While in Congress, Robinson was often at odds with the Democratic leadership of Tip O'Neill and Jim Wright, and identified closely with the "Boll Weevil" faction. On July 28, 1989, Robinson left the Democratic Party and joined the GOP, claiming that the Democratic Party had become too liberal. He ran for governor of Arkansas in 1990 but lost in the primary election to businessman Sheffield Nelson, also a former Democrat. Nelson was in turn defeated by Bill Clinton. Robinson's House seat was assumed in 1991 by the Democrat Ray Thornton, a former congressman and a former Arkansas Attorney General. Thornton defeated the Republican candidate, Jim Keet, then a freshman state representative and restaurateur from Little Rock. In 2010, Keet was the unsuccessful Republican gubernatorial nominee against Mike Beebe.
Robinson ran again for the U.S. House in 2002 after a twelve-year absence in a district in the northeastern part of the state, but lost to the Democratic incumbent, Marion Berry.
Out of Congress, Robinson farmed cotton, milo, and soybeans on some two thousand acres near Brinkley in Monroe County in eastern Arkansas. In 2010, after years of financial difficulties, a group of creditors obtained a forced bankruptcy against Ag-Pro Farms II, and Robinson lost ownership of the farm to satisfy about $6.5 million in debts.
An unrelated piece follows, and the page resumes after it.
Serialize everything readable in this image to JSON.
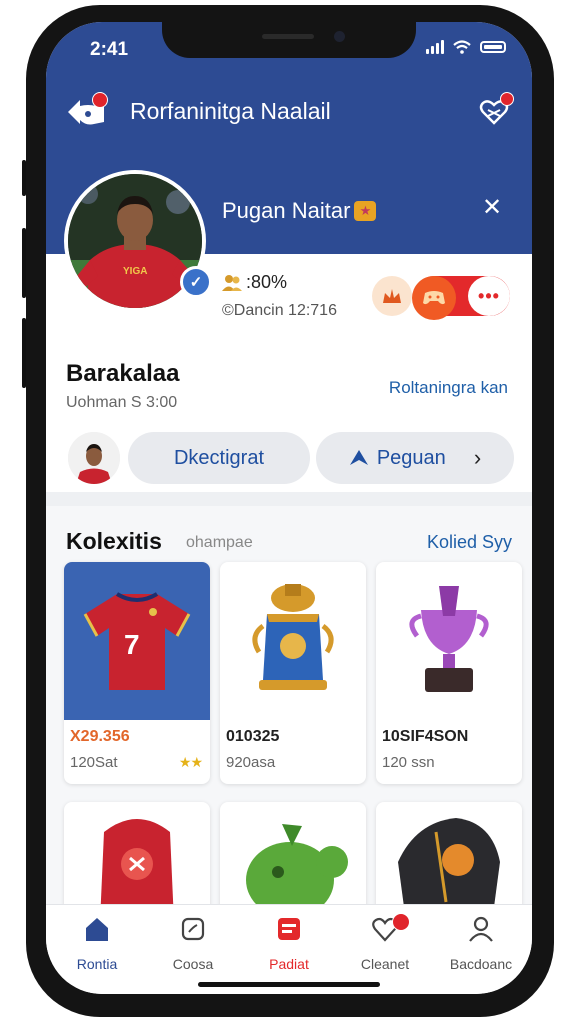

During the administration of Republican Governor Mike Huckabee, Robinson sat on the Pollution Control and Ecology Commission and later served almost five years as chairman of the Pardon and Parole Board.
Today, Robinson is the principal in a political consulting and lobbying firm called The Robinson Group, LLC. Along with local and state candidates, the firm has also had foreign clients as well, most notably Yasser Arafat. His partners are attorney Larry Wallace, a former law partner of one-time Robinson rival Sheffield Nelson, and lobbyist Rickey Hicks.
He and his family have also owned a liquor store in Brinkley for several years.
- List of American politicians who switched parties in office
- List of United States Representatives who switched parties
- List of people from Little Rock, Arkansas
- United States Congress. "Tommy F. Robinson (id: R000354)". Biographical Directory of the United States Congress.
- Appearances on C-SPAN
|U.S. House of Representatives|
| Member of the U.S. House of Representatives
from Arkansas's 2nd congressional district
January 3, 1985–January 3, 1991